After many, many hours of organising it’s always a great source of pride for Andy and I when we can listen to people of all different abilities chatting happily about the ride they’ve just completed. Well done to everyone that took on Baw Baw on Sunday and came out victorious — inspiring stuff.
Andy and I waited around until the very last riders left the summit before beginning our own descent. We took it easy — as we’d asked everyone else to do — and made it safely to the bottom before making the 4km climb back up to Tanjil Bren to finish the ride. It would be an understatement to say we were relieved there were no incidents on Sunday like there were last time around.
With some assistance from our terrific volunteers we packed everything up in Tanjil Bren and hit the road back to Melbourne. It was a very long day — more than 12 hours from door to door — but an undeniably satisfying way to end the series.
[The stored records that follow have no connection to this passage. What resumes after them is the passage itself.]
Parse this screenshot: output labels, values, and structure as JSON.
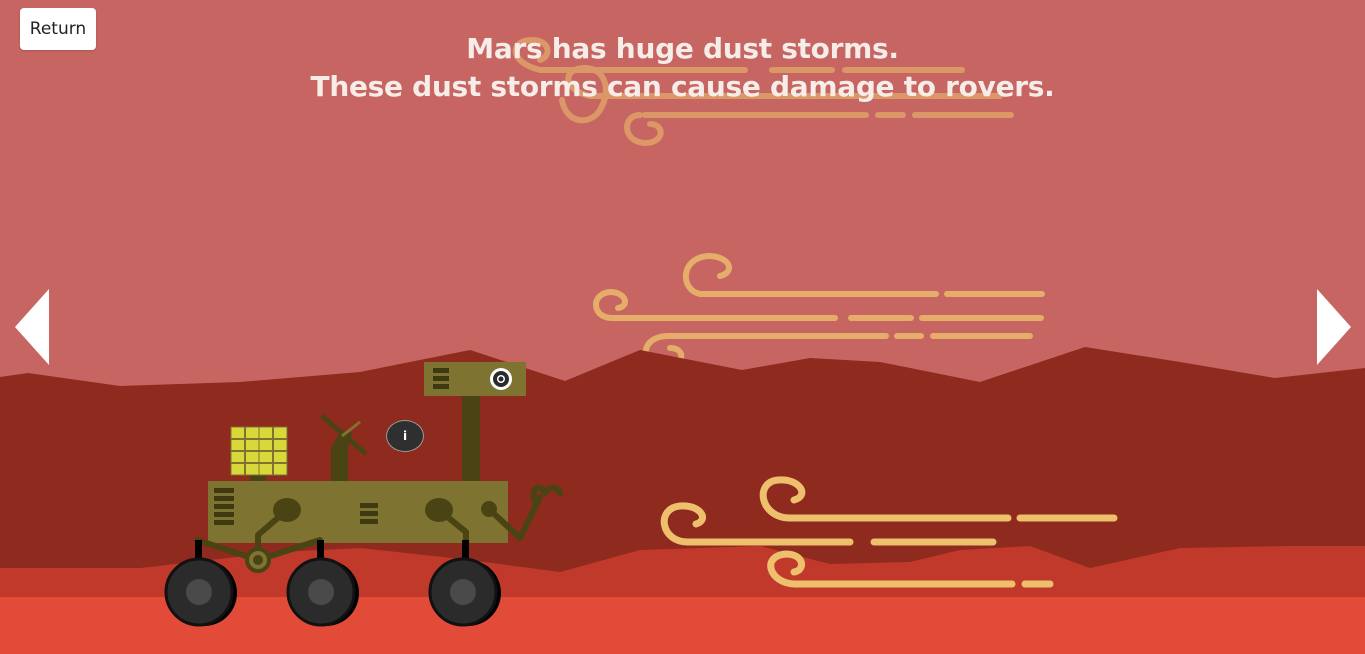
{
  "nav": {
    "return_label": "Return",
    "prev_icon": "triangle-left-icon",
    "next_icon": "triangle-right-icon"
  },
  "slide": {
    "line1": "Mars has huge dust storms.",
    "line2": "These dust storms can cause damage to rovers."
  },
  "info_button": {
    "label": "i"
  },
  "colors": {
    "sky": "#c66561",
    "mountains_far": "#8e2a1e",
    "hills_mid": "#c0392b",
    "ground": "#e34b39",
    "wind_faint": "#e0a06a",
    "wind_mid": "#e6ad6a",
    "wind_bright": "#eec06e",
    "rover_body": "#7e7330",
    "rover_arm": "#4a4414",
    "solar_panel": "#d8d83a",
    "wheel": "#2b2b2b"
  }
}
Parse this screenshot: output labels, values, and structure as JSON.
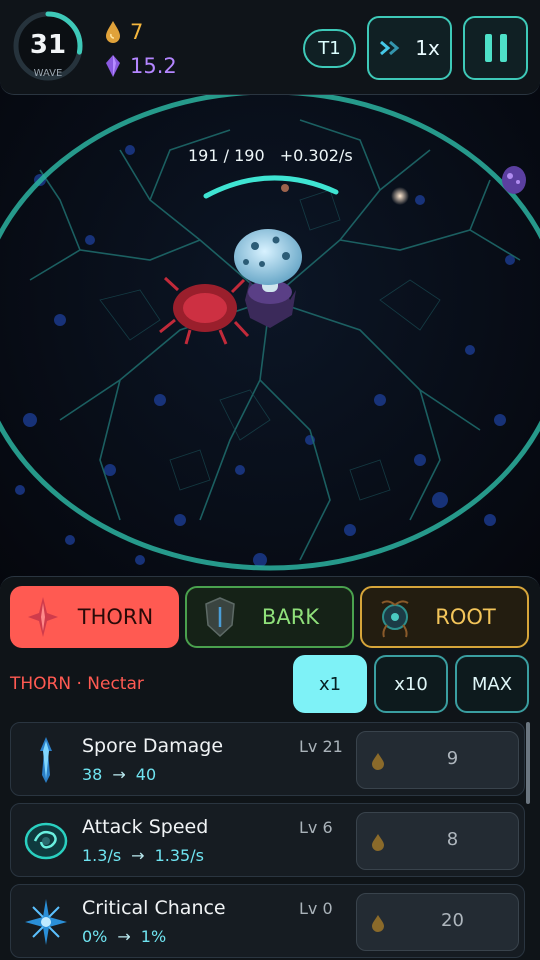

As mentioned earlier Andy and I would like to say a massive thank you to our respective partners, Tammy and Sharon, for their untiring support of the series. Thanks too to Nicole, Chris (our lanterne rouge), Dr Carl and to Ethan for their support on Sunday as well.
And of course we need to thank our series sponsors for their ongoing support throughout the summer: Winners Nutrition, Sukkie, CycleCover and Tourism North East. They’ve been great.
And finally, a pitch to you dear reader. If you like what we’ve done with the Domestique 7 Peaks Series in 2014/15 and would like to see it continue in 2015/16 please consider helping us out. We’ve said it before but it costs a lot money (not to mention time) to run a free series, and anything you can do to help is greatly appreciated.
Whether it’s a bidon, a pair of socks or a jersey, every little bit helps us to put on this free series and break down the barriers for riders looking to experience great, supported climbs on the great mountains of Victoria.
Thanks to everyone that’s supported us so far and to everyone that’s joined us throughout the 2014/15 Domestique 7 Peaks Series. It’s been an absolute pleasure to bring it you and we hope to see you out in the hills again soon.
Thanks for reading.
Click here to see my Strava file from the ride.